National Conservatism conference triggers stand-off between organisers and police over efforts to shut down controversial event

Four years after leaving Brussels having played a major role in Britain’s exit from the European Union, Nigel Farage was back.

While he was seen as a troublemaking interloper in the European Parliament, where his old party Ukip is still the butt of the odd joke, he was among friends at the National Conservatism Conference in the Belgian capital.

The controversial right-wing conference had to move location twice in recent days, after venues cancelled following pressure over the hardline views of some scheduled speakers. When attendees were let in on Tuesday morning, the shutters to the venue’s front entrance were ominously pulled down after them. Several burly security men checked IDs as people made their way inside. A few hundred conservatives gathered in the hastily found new venue, the Claridge event hall, where the carpet was noticeably sticky underfoot.

Farage, whose speech had been listed to start at 11.15am, took to the stage to applause about an hour and a half later. The former Eurosceptic MEP rolled back the years, settling into a familiar riff against the “unelected” bureaucratic and elitist forces that he said ran the EU.


“I enjoyed my time in the European Parliament more than anybody else did,” he said. “Not that I miss the European Parliament, but I did enjoy upsetting them on very, very big days.”

A few minutes before the arch Brexiteer started to hit his stride, the Belgian police arrived outside, informing the organisers the conference would have to be shut down, due to public order concerns. The organisers and police negotiated in the middle of a scrum of cameras at the front door, as Farage continued on inside.

Speaking earlier, John O’Brien, one of the organisers of the event, who is originally from Drimnagh, Dublin, asked when it had become “a crime” to hold a political meeting.
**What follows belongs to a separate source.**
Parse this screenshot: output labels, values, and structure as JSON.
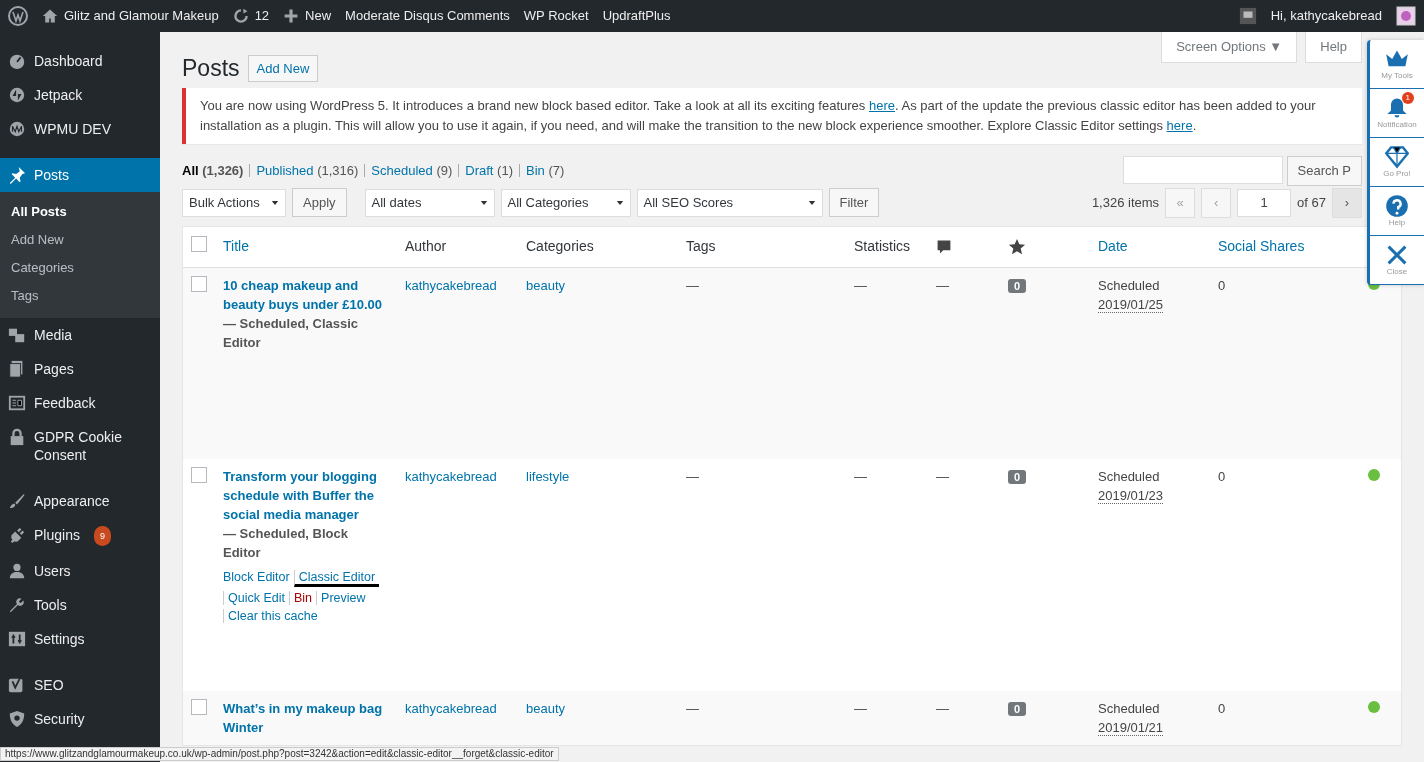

People who were opposing the event taking place were “afraid” of new ideas which threatened European elites, he said.

Former British home secretary Suella Braverman also spoke at the event. Viktor Orban, the Hungarian prime minister, was due to appear.

“They call us all kinds of names but in fact we are very loving people. The world would be a much better place if everyone was like us,” Robert Roos, a right-wing Dutch MEP said.

There was a big American contingent among the crowd. At the end of one panel talk, a string of young students in navy suits, white shirts and red ties passed by in succession.

Tom Vandendriessche, a Belgian MEP from the far-right Identity and Democracy group, used his time on the stage to rail against the EU elites whose environmental reforms were “climate madness”, asylum seekers who were “invading Europe” and “woke in doctrination”.

During a morning break two members of staff, manning a small station with pastries, were swamped handing out coffee and orange juice to attendees. Later the stream of people rushing back and forth in front of the coffee station included panicked organisers, journalists and three uniformed Belgian police officers. This was definitely not a normal day at work, one of the staff remarked to the other.

Rather than come in and physically shut the conference down, the police set up a cordon at the front door, stopping anyone else entering the venue, but allowing people to leave.

After giving a series of interviews to the media, where Farage said the efforts to shut down the event were a “monstrous” attack on free speech, he took his leave past the police. “I’m making a discreet exit,” he said on his way out.